To survive the cold of winter, some animals take advantage of protected habitats, such as wooded areas or under a blanket of insulating snow. Ruffed grouse, for example, fly into piles of loose snow and create roosting cavities to rest in when not foraging. Mice and other small mammals remain active in tunnels under the snow. [Read more…] about How Animals Stay Warm In Winter
Iced-In Loon Rescued From Adirondack Lake
On December 14th, the Adirondack Center for Loon Conservation received a report of an iced-in loon on First Lake in Herkimer County. On December 15th, ACLC staff and volunteers responded to attempt to save the bird. The rescue team included Cody Sears, Jay Locke, Gary Lee, Don Andrews, and Kurt Gardner. [Read more…] about Iced-In Loon Rescued From Adirondack Lake

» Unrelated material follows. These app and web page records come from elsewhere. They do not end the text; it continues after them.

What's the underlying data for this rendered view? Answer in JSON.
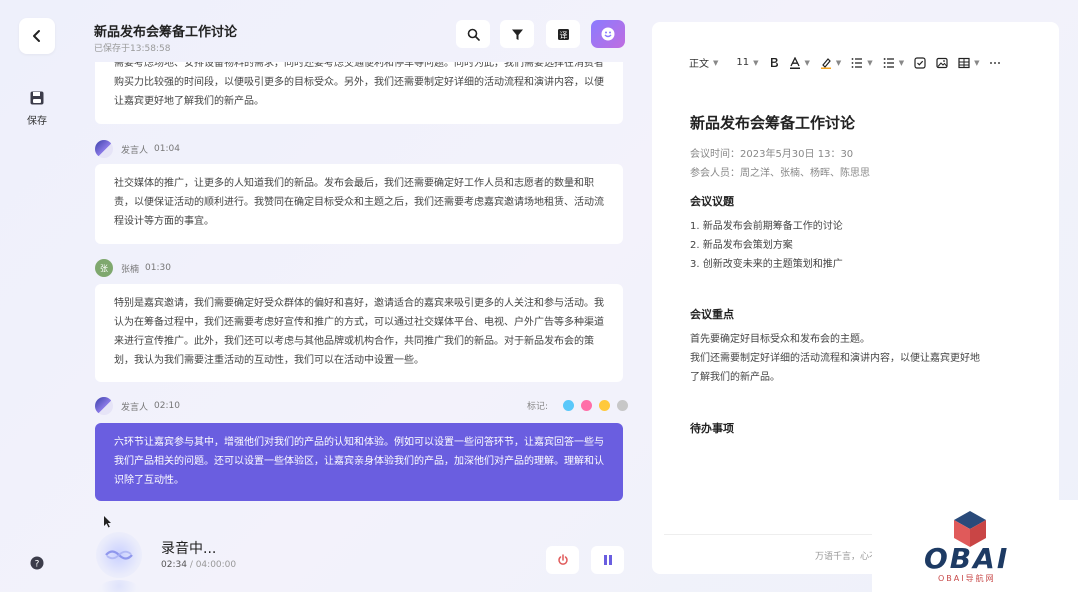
{
  "rail": {
    "save_label": "保存"
  },
  "header": {
    "title": "新品发布会筹备工作讨论",
    "subtitle": "已保存于13:58:58"
  },
  "transcript": {
    "top_fragment": "需要考虑场地、安排设备物料的需求，同时还要考虑交通便利和停车等问题。同时为此，我们需要选择在消费者购买力比较强的时间段，以便吸引更多的目标受众。另外，我们还需要制定好详细的活动流程和演讲内容，以便让嘉宾更好地了解我们的新产品。",
    "entries": [
      {
        "speaker": "发言人",
        "time": "01:04",
        "text": "社交媒体的推广，让更多的人知道我们的新品。发布会最后，我们还需要确定好工作人员和志愿者的数量和职责，以便保证活动的顺利进行。我赞同在确定目标受众和主题之后，我们还需要考虑嘉宾邀请场地租赁、活动流程设计等方面的事宜。"
      },
      {
        "speaker": "张楠",
        "time": "01:30",
        "avatar_text": "张",
        "text": "特别是嘉宾邀请，我们需要确定好受众群体的偏好和喜好，邀请适合的嘉宾来吸引更多的人关注和参与活动。我认为在筹备过程中，我们还需要考虑好宣传和推广的方式，可以通过社交媒体平台、电视、户外广告等多种渠道来进行宣传推广。此外，我们还可以考虑与其他品牌或机构合作，共同推广我们的新品。对于新品发布会的策划，我认为我们需要注重活动的互动性，我们可以在活动中设置一些。"
      },
      {
        "speaker": "发言人",
        "time": "02:10",
        "text": "六环节让嘉宾参与其中，增强他们对我们的产品的认知和体验。例如可以设置一些问答环节，让嘉宾回答一些与我们产品相关的问题。还可以设置一些体验区，让嘉宾亲身体验我们的产品，加深他们对产品的理解。理解和认识除了互动性。"
      }
    ],
    "mark_label": "标记:",
    "mark_colors": [
      "#5ac8fa",
      "#ff6fa8",
      "#ffc93c",
      "#c7c7c7"
    ]
  },
  "recording": {
    "status": "录音中...",
    "elapsed": "02:34",
    "total": "/ 04:00:00"
  },
  "editor": {
    "toolbar": {
      "style": "正文",
      "font_size": "11"
    },
    "doc_title": "新品发布会筹备工作讨论",
    "meeting_time": "会议时间：2023年5月30日 13：30",
    "attendees": "参会人员：周之洋、张楠、杨晖、陈思思",
    "section_topics": "会议议题",
    "topics": [
      "1.  新品发布会前期筹备工作的讨论",
      "2.  新品发布会策划方案",
      "3.  创新改变未来的主题策划和推广"
    ],
    "section_focus": "会议重点",
    "focus_text": [
      "首先要确定好目标受众和发布会的主题。",
      "我们还需要制定好详细的活动流程和演讲内容，以便让嘉宾更好地",
      "了解我们的新产品。"
    ],
    "section_todo": "待办事项",
    "footer": "万语千言，心不"
  },
  "watermark": {
    "brand": "OBAI",
    "sub": "OBAI导航网"
  },
  "colors": {
    "accent": "#6a5ee0",
    "stop": "#e05a5a",
    "pause": "#6a5ee0"
  }
}
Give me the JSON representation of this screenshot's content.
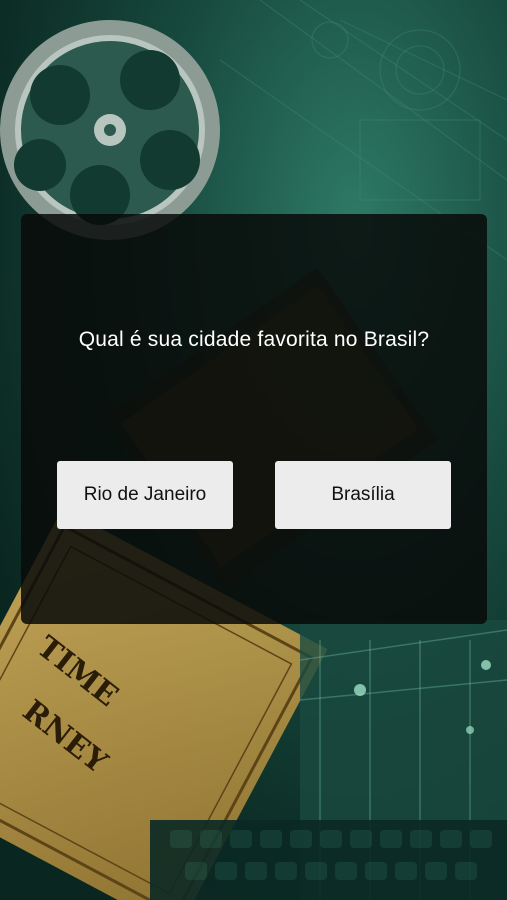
{
  "background": {
    "scene": "cinema-theater-artwork",
    "ticket_text_line1": "TIME",
    "ticket_text_line2": "RNEY",
    "colors": {
      "teal_dark": "#0f3b32",
      "teal_mid": "#1f5d4f",
      "ticket_gold": "#c8a04a"
    }
  },
  "dialog": {
    "question": "Qual é sua cidade favorita no Brasil?",
    "options": [
      {
        "label": "Rio de Janeiro"
      },
      {
        "label": "Brasília"
      }
    ]
  }
}
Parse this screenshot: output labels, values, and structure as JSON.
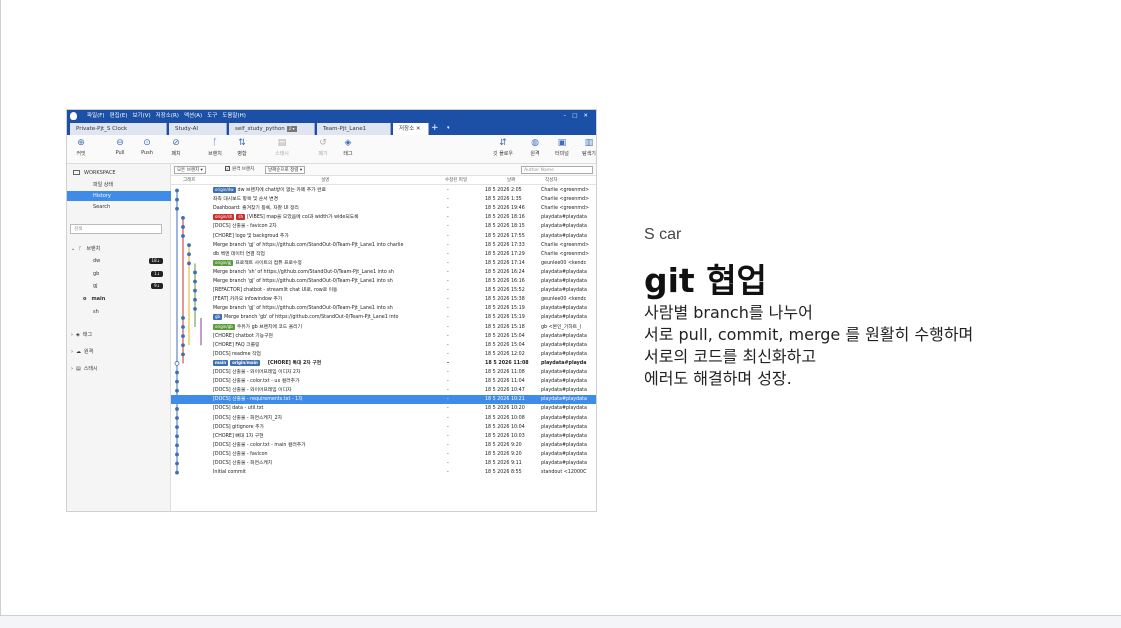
{
  "slide": {
    "subtitle": "S car",
    "title": "git 협업",
    "lines": [
      "사람별 branch를 나누어",
      "서로 pull, commit, merge 를 원활히 수행하며",
      "서로의 코드를 최신화하고",
      "에러도 해결하며 성장."
    ]
  },
  "sourcetree": {
    "menus": [
      "파일(F)",
      "편집(E)",
      "보기(V)",
      "저장소(R)",
      "액션(A)",
      "도구",
      "도움말(H)"
    ],
    "window_buttons": [
      "–",
      "□",
      "✕"
    ],
    "tabs": [
      {
        "label": "Private-Pjt_S Clock"
      },
      {
        "label": "Study-AI"
      },
      {
        "label": "self_study_python",
        "tag": "2 ▾"
      },
      {
        "label": "Team-Pjt_Lane1"
      },
      {
        "label": "저장소 ✕"
      }
    ],
    "tab_plus": "+",
    "tab_dropdown": "▾",
    "toolbar_left": [
      {
        "label": "커밋",
        "icon": "commit-icon",
        "glyph": "⊕"
      },
      {
        "label": "Pull",
        "icon": "pull-icon",
        "glyph": "⊖"
      },
      {
        "label": "Push",
        "icon": "push-icon",
        "glyph": "⊙"
      },
      {
        "label": "패치",
        "icon": "fetch-icon",
        "glyph": "⊘"
      },
      {
        "label": "브랜치",
        "icon": "branch-icon",
        "glyph": "ᚴ"
      },
      {
        "label": "병합",
        "icon": "merge-icon",
        "glyph": "⇅"
      },
      {
        "label": "스태시",
        "icon": "stash-icon",
        "glyph": "▤",
        "disabled": true
      },
      {
        "label": "폐기",
        "icon": "discard-icon",
        "glyph": "↺",
        "disabled": true
      },
      {
        "label": "태그",
        "icon": "tag-icon",
        "glyph": "◈"
      }
    ],
    "toolbar_right": [
      {
        "label": "깃 플로우",
        "icon": "git-flow-icon",
        "glyph": "⇵"
      },
      {
        "label": "원격",
        "icon": "remote-icon",
        "glyph": "◍"
      },
      {
        "label": "터미널",
        "icon": "terminal-icon",
        "glyph": "▣"
      },
      {
        "label": "탐색기",
        "icon": "explorer-icon",
        "glyph": "▥"
      }
    ],
    "sidebar": {
      "workspace": "WORKSPACE",
      "items": [
        "파일 상태",
        "History",
        "Search"
      ],
      "search_placeholder": "검색",
      "branches_label": "브랜치",
      "branches": [
        {
          "name": "dw",
          "badge": "18↓"
        },
        {
          "name": "gb",
          "badge": "1↓"
        },
        {
          "name": "gj",
          "badge": "9↓"
        },
        {
          "name": "main",
          "badge": ""
        },
        {
          "name": "sh",
          "badge": ""
        }
      ],
      "groups": [
        "태그",
        "원격",
        "스태시"
      ]
    },
    "filter": {
      "all_branches": "모든 브랜치 ▾",
      "show_remote": "원격 브랜치",
      "date_order": "날짜순으로 정렬 ▾",
      "author_placeholder": "Author Name"
    },
    "columns": {
      "graph": "그래프",
      "desc": "설명",
      "files": "수정된 파일",
      "date": "날짜",
      "author": "작성자"
    },
    "commits": [
      {
        "tags": [
          {
            "t": "origin/dw",
            "c": "blue"
          }
        ],
        "desc": "dw 브랜치에 chat방이 없는 카페 추가 완료",
        "files": "-",
        "date": "18 5 2026 2:05",
        "author": "Charlie <greenmd>"
      },
      {
        "tags": [],
        "desc": "좌측 대시보드 항목 및 순서 변경",
        "files": "-",
        "date": "18 5 2026 1:35",
        "author": "Charlie <greenmd>"
      },
      {
        "tags": [],
        "desc": "Dashboard: 즐겨찾기 등록, 자잘 UI 정리",
        "files": "-",
        "date": "18 5 2026 19:46",
        "author": "Charlie <greenmd>"
      },
      {
        "tags": [
          {
            "t": "origin/sh",
            "c": "red"
          },
          {
            "t": "sh",
            "c": "red"
          }
        ],
        "desc": "[VIBES] map을 모았음에 col과 width가 wide되도록",
        "files": "-",
        "date": "18 5 2026 18:16",
        "author": "playdata#playdata"
      },
      {
        "tags": [],
        "desc": "[DOCS] 산출물 - favicon 2차",
        "files": "-",
        "date": "18 5 2026 18:15",
        "author": "playdata#playdata"
      },
      {
        "tags": [],
        "desc": "[CHORE] logo 및 backgroud 추가",
        "files": "-",
        "date": "18 5 2026 17:55",
        "author": "playdata#playdata"
      },
      {
        "tags": [],
        "desc": "Merge branch 'gj' of https://github.com/StandOut-0/Team-Pjt_Lane1 into charlie",
        "files": "-",
        "date": "18 5 2026 17:33",
        "author": "Charlie <greenmd>"
      },
      {
        "tags": [],
        "desc": "db 백엔 데이터 연결 작업",
        "files": "-",
        "date": "18 5 2026 17:29",
        "author": "Charlie <greenmd>"
      },
      {
        "tags": [
          {
            "t": "origin/gj",
            "c": "green"
          }
        ],
        "desc": "프로젝트 사이트의 컴퓨 프로수정",
        "files": "-",
        "date": "18 5 2026 17:14",
        "author": "geunlee00 <kendc"
      },
      {
        "tags": [],
        "desc": "Merge branch 'sh' of https://github.com/StandOut-0/Team-Pjt_Lane1 into sh",
        "files": "-",
        "date": "18 5 2026 16:24",
        "author": "playdata#playdata"
      },
      {
        "tags": [],
        "desc": "Merge branch 'gj' of https://github.com/StandOut-0/Team-Pjt_Lane1 into sh",
        "files": "-",
        "date": "18 5 2026 16:16",
        "author": "playdata#playdata"
      },
      {
        "tags": [],
        "desc": "[REFACTOR] chatbot - streamlit chat UI로, row로 이동",
        "files": "-",
        "date": "18 5 2026 15:52",
        "author": "playdata#playdata"
      },
      {
        "tags": [],
        "desc": "[FEAT] 카카오 infowindow 추가",
        "files": "-",
        "date": "18 5 2026 15:38",
        "author": "geunlee00 <kendc"
      },
      {
        "tags": [],
        "desc": "Merge branch 'gj' of https://github.com/StandOut-0/Team-Pjt_Lane1 into sh",
        "files": "-",
        "date": "18 5 2026 15:19",
        "author": "playdata#playdata"
      },
      {
        "tags": [
          {
            "t": "gb",
            "c": "blue"
          }
        ],
        "desc": "Merge branch 'gb' of https://github.com/StandOut-0/Team-Pjt_Lane1 into",
        "files": "-",
        "date": "18 5 2026 15:19",
        "author": "playdata#playdata"
      },
      {
        "tags": [
          {
            "t": "origin/gb",
            "c": "green"
          }
        ],
        "desc": "주유가 gb 브랜치에 코드 올리기",
        "files": "-",
        "date": "18 5 2026 15:18",
        "author": "gb <본인_기하트_("
      },
      {
        "tags": [],
        "desc": "[CHORE] chatbot 기능구현",
        "files": "-",
        "date": "18 5 2026 15:04",
        "author": "playdata#playdata"
      },
      {
        "tags": [],
        "desc": "[CHORE] FAQ 크롤링",
        "files": "-",
        "date": "18 5 2026 15:04",
        "author": "playdata#playdata"
      },
      {
        "tags": [],
        "desc": "[DOCS] readme 작업",
        "files": "-",
        "date": "18 5 2026 12:02",
        "author": "playdata#playdata"
      },
      {
        "tags": [
          {
            "t": "main",
            "c": "blue"
          },
          {
            "t": "origin/main",
            "c": "blue"
          },
          {
            "t": " ",
            "c": "blue"
          }
        ],
        "desc": "[CHORE] 톡대 2차 구현",
        "files": "-",
        "date": "18 5 2026 11:08",
        "author": "playdata#playda",
        "bold": true
      },
      {
        "tags": [],
        "desc": "[DOCS] 산출물 - 와이어프레임 이디자 2차",
        "files": "-",
        "date": "18 5 2026 11:08",
        "author": "playdata#playdata"
      },
      {
        "tags": [],
        "desc": "[DOCS] 산출물 - color.txt - ux 컬러추가",
        "files": "-",
        "date": "18 5 2026 11:04",
        "author": "playdata#playdata"
      },
      {
        "tags": [],
        "desc": "[DOCS] 산출물 - 와이어프레임 이디자",
        "files": "-",
        "date": "18 5 2026 10:47",
        "author": "playdata#playdata"
      },
      {
        "tags": [],
        "desc": "[DOCS] 산출물 - requirements.txt - 1차",
        "files": "-",
        "date": "18 5 2026 10:21",
        "author": "playdata#playdata",
        "sel": true
      },
      {
        "tags": [],
        "desc": "[DOCS] data - util.txt",
        "files": "-",
        "date": "18 5 2026 10:20",
        "author": "playdata#playdata"
      },
      {
        "tags": [],
        "desc": "[DOCS] 산출물 - 화면스케치_2차",
        "files": "-",
        "date": "18 5 2026 10:08",
        "author": "playdata#playdata"
      },
      {
        "tags": [],
        "desc": "[DOCS] gitignore 추가",
        "files": "-",
        "date": "18 5 2026 10:04",
        "author": "playdata#playdata"
      },
      {
        "tags": [],
        "desc": "[CHORE] 뼈대 1차 구현",
        "files": "-",
        "date": "18 5 2026 10:03",
        "author": "playdata#playdata"
      },
      {
        "tags": [],
        "desc": "[DOCS] 산출물 - color.txt - main 컬러추가",
        "files": "-",
        "date": "18 5 2026 9:20",
        "author": "playdata#playdata"
      },
      {
        "tags": [],
        "desc": "[DOCS] 산출물 - favicon",
        "files": "-",
        "date": "18 5 2026 9:20",
        "author": "playdata#playdata"
      },
      {
        "tags": [],
        "desc": "[DOCS] 산출물 - 화면스케치",
        "files": "-",
        "date": "18 5 2026 9:11",
        "author": "playdata#playdata"
      },
      {
        "tags": [],
        "desc": "Initial commit",
        "files": "-",
        "date": "18 5 2026 8:55",
        "author": "standout <12000C"
      }
    ],
    "colors": {
      "titlebar": "#1c4fa6",
      "selection": "#3f8ce8",
      "tag_blue": "#3d6fb6",
      "tag_red": "#c9302c",
      "tag_green": "#5a9a3a"
    }
  }
}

Eiders Hit Hard By Avian Influenza; Little Response From DEC
Due to an outbreak of Highly Pathogenic Avian Influenza (HPAI) in the St Lawrence waterway in Canada, an estimated 5-15% of nesting eider females died this year, negatively impacting the eider population, likely for several years. [Read more…] about Eiders Hit Hard By Avian Influenza; Little Response From DEC
Canada Goose Migration: Where Are They Going?
The musical honking of Canada geese and their V-shaped flocks streaming overhead are classic signs of autumn. I hear the clamor of geese as they fly low over my house, preparing to land in the hayfield in our valley.
Sometimes I spot the large, black-necked birds before they take off to continue their journey. Where are they coming from, I wonder, and where are they going? [Read more…] about Canada Goose Migration: Where Are They Going?
Dire News From 2022 State of the Birds Report
A newly released State of the Birds Report for the United States reveals a tale of two trends, one hopeful, one dire. Long-term trends of waterfowl show strong increases where investments in wetland conservation have improved conditions for birds and people. But data show birds in the United States are declining overall in every other habitat — forests, grasslands, deserts, and oceans. [Read more…] about Dire News From 2022 State of the Birds Report
Wildlife Mosaics: Paddling Freshwater Marshes
Sunlight glinted off the water as we paddled our canoe along a winding channel which led through a marsh of tall grasses and wild rice. Two white, long-legged birds – great egrets – stalked the shallow water, poised to spear fish with their pointed bills. A bald eagle landed in a tree, squawking as it joined its mate. After four miles of canoeing down the Missisquoi River in northwestern Vermont we had reached the point where the river enters Lake Champlain. [Read more…] about Wildlife Mosaics: Paddling Freshwater Marshes
Duck Nesting Season Is In Full Swing
Throughout northeastern North America, ducks are setting up nests and hatching out ducklings. New York State’s
Department of Environmental Conservation (DEC) is in the first year of a four-year effort to better understand mallard movements and how they affect their breeding success. [Read more…] about Duck Nesting Season Is In Full Swing
Birding Spotlight: Long Island’s Elizabeth A. Morton National Wildlife Refuge
The Elizabeth A. Morton National Wildlife Refuge, a 187-acre peninsula on Long Island‘s Noyack and Little Peconic Bays, boasts exceptionally diverse birding habitats. Sandy and rocky beaches fringe the peninsula, while wooded bluffs overlook the bays. The refuge consists of upland forest, fields, ponds, salt marsh, beach, and a lagoon. [Read more…] about Birding Spotlight: Long Island’s Elizabeth A. Morton National Wildlife Refuge
Birding Events at Crown Point State Historic Site
Crown Point State Historic Site has announced the return of Crown Point Banding Station recording migration data on site for its 47th year. Due to the location under the Atlantic Flyway, the site is a premiere location for viewing birds migrating north for the season. [Read more…] about Birding Events at Crown Point State Historic Site
Avian Influenza Detected in New York’s Wild Birds; Take Down Feeders
The New York State Department of Environmental Conservation (DEC) has confirmed that Highly Pathogenic Avian Influenza (HPAI) virus has been found in multiple wild bird species in several areas of New York State.
No known HPAI human infections are documented in the U.S., and according to the U.S. Centers for Disease Control and Prevention, these recent cases of HPAI do not present an immediate public health concern for most people. However, people in contact with known infected or possibly infected birds should take precautions to protect against infection and avian researchers are concerned that bird baths and bird feeders can help spread the virus and are asking that they be taken down for a few months. [Read more…] about Avian Influenza Detected in New York’s Wild Birds; Take Down Feeders